→ TASK GOAL: Return all of the data that follows precisely, leaving every image out.

Entries taken from a collection:
---+---

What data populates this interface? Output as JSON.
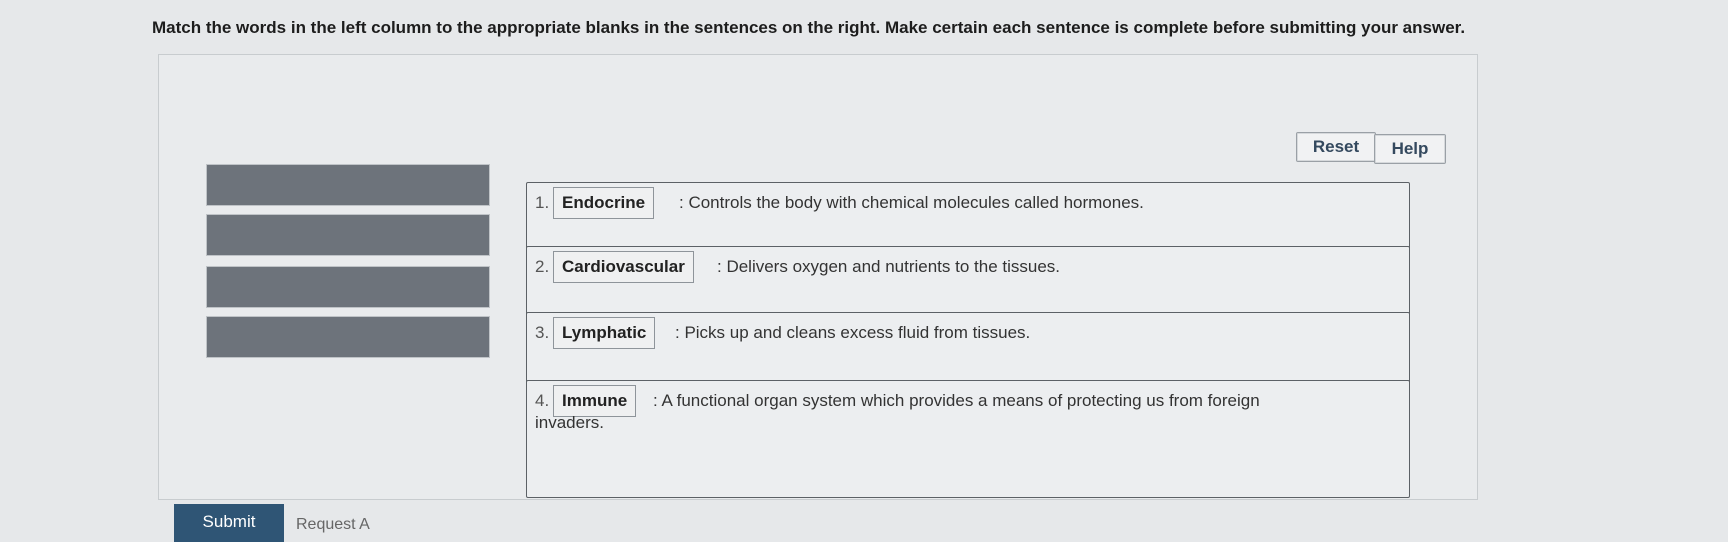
{
  "instructions": "Match the words in the left column to the appropriate blanks in the sentences on the right. Make certain each sentence is complete before submitting your answer.",
  "buttons": {
    "reset": "Reset",
    "help": "Help",
    "submit": "Submit",
    "request_answer": "Request A"
  },
  "sentences": [
    {
      "number": "1.",
      "word": "Endocrine",
      "text": ": Controls the body with chemical molecules called hormones."
    },
    {
      "number": "2.",
      "word": "Cardiovascular",
      "text": ": Delivers oxygen and nutrients to the tissues."
    },
    {
      "number": "3.",
      "word": "Lymphatic",
      "text": ": Picks up and cleans excess fluid from tissues."
    },
    {
      "number": "4.",
      "word": "Immune",
      "text": ": A functional organ system which provides a means of protecting us from foreign",
      "text_cont": "invaders."
    }
  ]
}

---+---

→ ANSWER TO THIS PROBLEM:
What data populates this interface? Output as JSON.
{
  "instructions": "Match the words in the left column to the appropriate blanks in the sentences on the right. Make certain each sentence is complete before submitting your answer.",
  "buttons": {
    "reset": "Reset",
    "help": "Help",
    "submit": "Submit",
    "request_answer": "Request A"
  },
  "sentences": [
    {
      "number": "1.",
      "word": "Endocrine",
      "text": ": Controls the body with chemical molecules called hormones."
    },
    {
      "number": "2.",
      "word": "Cardiovascular",
      "text": ": Delivers oxygen and nutrients to the tissues."
    },
    {
      "number": "3.",
      "word": "Lymphatic",
      "text": ": Picks up and cleans excess fluid from tissues."
    },
    {
      "number": "4.",
      "word": "Immune",
      "text": ": A functional organ system which provides a means of protecting us from foreign",
      "text_cont": "invaders."
    }
  ]
}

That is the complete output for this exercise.